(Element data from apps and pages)
============
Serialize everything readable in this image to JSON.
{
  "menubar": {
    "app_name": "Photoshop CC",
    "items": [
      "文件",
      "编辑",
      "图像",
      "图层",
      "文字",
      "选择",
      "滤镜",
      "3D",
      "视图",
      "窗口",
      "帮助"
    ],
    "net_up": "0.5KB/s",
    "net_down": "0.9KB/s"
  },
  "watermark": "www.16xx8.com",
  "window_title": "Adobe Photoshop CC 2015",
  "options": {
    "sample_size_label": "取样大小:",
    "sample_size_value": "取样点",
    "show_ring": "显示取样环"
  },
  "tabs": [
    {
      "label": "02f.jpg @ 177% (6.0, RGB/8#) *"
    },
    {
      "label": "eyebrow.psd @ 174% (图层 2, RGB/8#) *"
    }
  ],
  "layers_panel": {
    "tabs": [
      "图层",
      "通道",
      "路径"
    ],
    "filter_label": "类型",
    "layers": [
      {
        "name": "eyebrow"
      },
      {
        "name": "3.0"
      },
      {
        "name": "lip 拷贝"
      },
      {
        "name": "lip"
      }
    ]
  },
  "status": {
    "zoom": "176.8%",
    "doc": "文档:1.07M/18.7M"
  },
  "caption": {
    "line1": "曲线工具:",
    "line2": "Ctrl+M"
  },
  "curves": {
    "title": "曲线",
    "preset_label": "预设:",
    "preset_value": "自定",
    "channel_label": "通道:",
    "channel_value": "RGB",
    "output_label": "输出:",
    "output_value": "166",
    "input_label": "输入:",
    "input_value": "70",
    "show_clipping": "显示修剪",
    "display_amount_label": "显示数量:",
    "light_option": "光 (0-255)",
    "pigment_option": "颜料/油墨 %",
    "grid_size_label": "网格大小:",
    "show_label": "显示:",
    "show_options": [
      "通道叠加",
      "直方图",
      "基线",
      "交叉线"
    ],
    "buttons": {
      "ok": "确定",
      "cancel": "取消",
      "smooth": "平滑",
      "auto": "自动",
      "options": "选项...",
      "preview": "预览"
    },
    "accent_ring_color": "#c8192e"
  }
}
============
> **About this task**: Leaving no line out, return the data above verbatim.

> **Written solution**:
Serialize everything readable in this image to JSON.
{
  "menubar": {
    "app_name": "Photoshop CC",
    "items": [
      "文件",
      "编辑",
      "图像",
      "图层",
      "文字",
      "选择",
      "滤镜",
      "3D",
      "视图",
      "窗口",
      "帮助"
    ],
    "net_up": "0.5KB/s",
    "net_down": "0.9KB/s"
  },
  "watermark": "www.16xx8.com",
  "window_title": "Adobe Photoshop CC 2015",
  "options": {
    "sample_size_label": "取样大小:",
    "sample_size_value": "取样点",
    "show_ring": "显示取样环"
  },
  "tabs": [
    {
      "label": "02f.jpg @ 177% (6.0, RGB/8#) *"
    },
    {
      "label": "eyebrow.psd @ 174% (图层 2, RGB/8#) *"
    }
  ],
  "layers_panel": {
    "tabs": [
      "图层",
      "通道",
      "路径"
    ],
    "filter_label": "类型",
    "layers": [
      {
        "name": "eyebrow"
      },
      {
        "name": "3.0"
      },
      {
        "name": "lip 拷贝"
      },
      {
        "name": "lip"
      }
    ]
  },
  "status": {
    "zoom": "176.8%",
    "doc": "文档:1.07M/18.7M"
  },
  "caption": {
    "line1": "曲线工具:",
    "line2": "Ctrl+M"
  },
  "curves": {
    "title": "曲线",
    "preset_label": "预设:",
    "preset_value": "自定",
    "channel_label": "通道:",
    "channel_value": "RGB",
    "output_label": "输出:",
    "output_value": "166",
    "input_label": "输入:",
    "input_value": "70",
    "show_clipping": "显示修剪",
    "display_amount_label": "显示数量:",
    "light_option": "光 (0-255)",
    "pigment_option": "颜料/油墨 %",
    "grid_size_label": "网格大小:",
    "show_label": "显示:",
    "show_options": [
      "通道叠加",
      "直方图",
      "基线",
      "交叉线"
    ],
    "buttons": {
      "ok": "确定",
      "cancel": "取消",
      "smooth": "平滑",
      "auto": "自动",
      "options": "选项...",
      "preview": "预览"
    },
    "accent_ring_color": "#c8192e"
  }
}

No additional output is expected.